◆ Exercise brief:
Find the lines of the data below that include "JSON". Report their number only.

:::

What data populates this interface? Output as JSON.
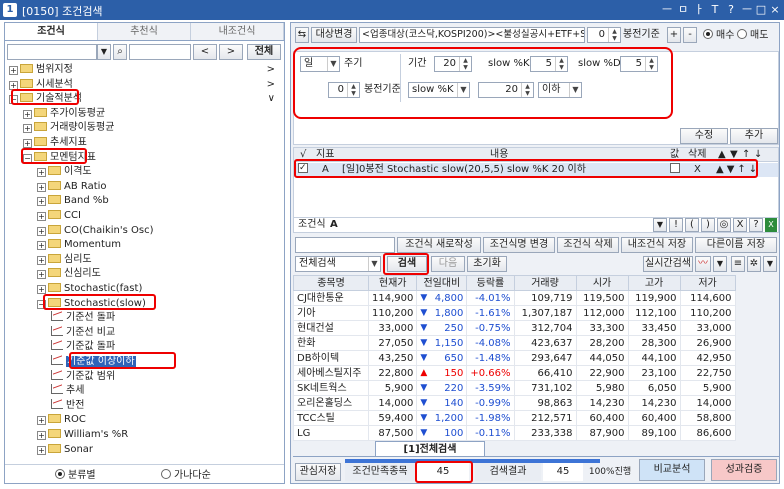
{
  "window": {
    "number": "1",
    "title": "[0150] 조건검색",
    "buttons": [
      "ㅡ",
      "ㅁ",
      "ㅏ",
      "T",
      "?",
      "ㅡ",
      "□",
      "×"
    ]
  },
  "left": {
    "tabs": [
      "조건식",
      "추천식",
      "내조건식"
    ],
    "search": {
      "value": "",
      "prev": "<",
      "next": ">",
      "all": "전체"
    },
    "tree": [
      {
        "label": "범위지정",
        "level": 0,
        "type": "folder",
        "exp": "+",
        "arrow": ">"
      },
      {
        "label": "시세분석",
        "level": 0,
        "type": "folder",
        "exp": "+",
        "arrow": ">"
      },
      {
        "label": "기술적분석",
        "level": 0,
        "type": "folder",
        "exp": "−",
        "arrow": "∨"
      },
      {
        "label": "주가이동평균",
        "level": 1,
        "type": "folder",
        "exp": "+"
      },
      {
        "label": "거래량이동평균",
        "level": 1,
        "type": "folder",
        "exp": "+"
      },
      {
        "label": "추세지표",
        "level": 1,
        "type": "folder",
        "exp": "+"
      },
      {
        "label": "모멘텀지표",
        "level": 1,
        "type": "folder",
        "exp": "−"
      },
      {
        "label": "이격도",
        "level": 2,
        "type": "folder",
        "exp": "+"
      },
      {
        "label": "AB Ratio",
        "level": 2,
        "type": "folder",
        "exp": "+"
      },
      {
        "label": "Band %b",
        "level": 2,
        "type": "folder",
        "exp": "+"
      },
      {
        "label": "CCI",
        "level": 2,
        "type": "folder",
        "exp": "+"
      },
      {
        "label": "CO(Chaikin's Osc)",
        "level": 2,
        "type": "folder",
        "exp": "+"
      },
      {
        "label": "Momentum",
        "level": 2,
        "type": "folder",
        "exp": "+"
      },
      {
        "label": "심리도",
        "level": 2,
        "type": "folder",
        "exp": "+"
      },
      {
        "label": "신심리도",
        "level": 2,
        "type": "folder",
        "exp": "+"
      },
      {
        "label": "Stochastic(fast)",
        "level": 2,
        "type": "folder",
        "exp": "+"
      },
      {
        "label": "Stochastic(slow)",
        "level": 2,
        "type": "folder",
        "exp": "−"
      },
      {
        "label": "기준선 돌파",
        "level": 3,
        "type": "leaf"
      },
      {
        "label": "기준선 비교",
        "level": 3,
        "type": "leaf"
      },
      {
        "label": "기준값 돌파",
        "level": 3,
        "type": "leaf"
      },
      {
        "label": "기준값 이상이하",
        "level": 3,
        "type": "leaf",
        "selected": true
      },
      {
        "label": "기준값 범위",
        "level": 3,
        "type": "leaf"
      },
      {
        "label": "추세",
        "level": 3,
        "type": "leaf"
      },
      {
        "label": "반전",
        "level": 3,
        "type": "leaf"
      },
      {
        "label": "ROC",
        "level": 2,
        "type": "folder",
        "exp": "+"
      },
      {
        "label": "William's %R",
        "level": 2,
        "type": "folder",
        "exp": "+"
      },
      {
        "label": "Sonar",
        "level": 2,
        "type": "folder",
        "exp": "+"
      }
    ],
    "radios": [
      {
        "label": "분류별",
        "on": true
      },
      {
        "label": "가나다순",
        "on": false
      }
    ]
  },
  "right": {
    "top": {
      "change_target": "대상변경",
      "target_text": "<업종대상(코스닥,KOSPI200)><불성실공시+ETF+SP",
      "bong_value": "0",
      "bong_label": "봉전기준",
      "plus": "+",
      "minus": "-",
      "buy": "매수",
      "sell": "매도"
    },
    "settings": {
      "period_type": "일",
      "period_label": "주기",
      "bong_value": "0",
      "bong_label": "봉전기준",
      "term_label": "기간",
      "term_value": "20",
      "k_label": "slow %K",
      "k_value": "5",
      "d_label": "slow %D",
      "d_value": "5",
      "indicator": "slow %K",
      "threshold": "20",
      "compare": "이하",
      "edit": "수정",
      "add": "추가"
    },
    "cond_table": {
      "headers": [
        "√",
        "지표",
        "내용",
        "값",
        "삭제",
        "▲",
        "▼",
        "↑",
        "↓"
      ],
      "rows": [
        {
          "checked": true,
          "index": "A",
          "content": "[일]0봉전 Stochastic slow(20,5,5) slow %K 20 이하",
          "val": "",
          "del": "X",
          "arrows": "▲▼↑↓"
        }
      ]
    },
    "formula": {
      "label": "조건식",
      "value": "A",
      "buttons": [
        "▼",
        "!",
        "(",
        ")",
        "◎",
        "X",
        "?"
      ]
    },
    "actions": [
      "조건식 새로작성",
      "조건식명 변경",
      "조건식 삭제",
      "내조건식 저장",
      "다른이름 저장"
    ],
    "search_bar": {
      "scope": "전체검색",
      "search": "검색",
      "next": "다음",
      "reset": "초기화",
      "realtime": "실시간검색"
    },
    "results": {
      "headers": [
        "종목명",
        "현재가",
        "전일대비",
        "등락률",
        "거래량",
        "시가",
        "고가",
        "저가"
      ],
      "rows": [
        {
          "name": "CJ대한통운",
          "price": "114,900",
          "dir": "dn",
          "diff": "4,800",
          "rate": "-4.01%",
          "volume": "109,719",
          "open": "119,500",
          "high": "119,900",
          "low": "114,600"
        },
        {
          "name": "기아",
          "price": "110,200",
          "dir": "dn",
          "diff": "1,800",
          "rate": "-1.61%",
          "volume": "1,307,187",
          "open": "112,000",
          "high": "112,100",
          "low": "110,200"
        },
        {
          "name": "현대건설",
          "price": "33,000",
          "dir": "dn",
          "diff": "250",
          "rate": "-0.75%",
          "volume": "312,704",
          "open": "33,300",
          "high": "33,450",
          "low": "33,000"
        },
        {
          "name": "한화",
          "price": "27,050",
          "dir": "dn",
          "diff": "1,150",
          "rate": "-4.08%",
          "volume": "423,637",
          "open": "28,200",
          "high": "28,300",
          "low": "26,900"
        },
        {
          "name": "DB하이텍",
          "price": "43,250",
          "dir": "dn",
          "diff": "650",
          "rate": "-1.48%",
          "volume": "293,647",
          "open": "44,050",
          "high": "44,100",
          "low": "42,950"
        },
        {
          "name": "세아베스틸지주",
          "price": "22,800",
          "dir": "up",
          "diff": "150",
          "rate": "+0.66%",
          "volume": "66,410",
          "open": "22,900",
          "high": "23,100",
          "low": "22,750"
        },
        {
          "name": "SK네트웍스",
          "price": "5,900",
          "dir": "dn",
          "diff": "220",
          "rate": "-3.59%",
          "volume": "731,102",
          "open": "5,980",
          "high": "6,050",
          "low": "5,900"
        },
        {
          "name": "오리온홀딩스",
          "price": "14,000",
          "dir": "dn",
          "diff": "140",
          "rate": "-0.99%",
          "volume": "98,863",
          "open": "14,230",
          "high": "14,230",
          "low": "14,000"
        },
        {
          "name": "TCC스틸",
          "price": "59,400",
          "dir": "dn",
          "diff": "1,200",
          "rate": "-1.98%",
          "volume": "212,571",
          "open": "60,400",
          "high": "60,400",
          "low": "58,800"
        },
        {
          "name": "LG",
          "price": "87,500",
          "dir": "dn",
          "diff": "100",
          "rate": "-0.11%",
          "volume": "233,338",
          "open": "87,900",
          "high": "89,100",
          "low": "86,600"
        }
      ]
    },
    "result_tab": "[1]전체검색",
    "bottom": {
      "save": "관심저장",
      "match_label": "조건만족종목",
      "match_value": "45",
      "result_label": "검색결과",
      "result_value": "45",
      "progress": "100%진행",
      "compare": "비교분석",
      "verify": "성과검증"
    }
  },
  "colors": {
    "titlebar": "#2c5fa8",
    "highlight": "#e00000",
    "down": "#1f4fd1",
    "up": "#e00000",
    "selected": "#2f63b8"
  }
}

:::

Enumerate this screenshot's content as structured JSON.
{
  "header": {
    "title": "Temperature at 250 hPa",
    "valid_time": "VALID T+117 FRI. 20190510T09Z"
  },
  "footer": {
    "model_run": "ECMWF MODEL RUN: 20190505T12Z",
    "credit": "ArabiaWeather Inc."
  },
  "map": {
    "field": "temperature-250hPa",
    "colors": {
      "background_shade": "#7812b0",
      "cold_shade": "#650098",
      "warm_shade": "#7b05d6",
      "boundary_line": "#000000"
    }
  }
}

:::

◆ Solution for this problem:
2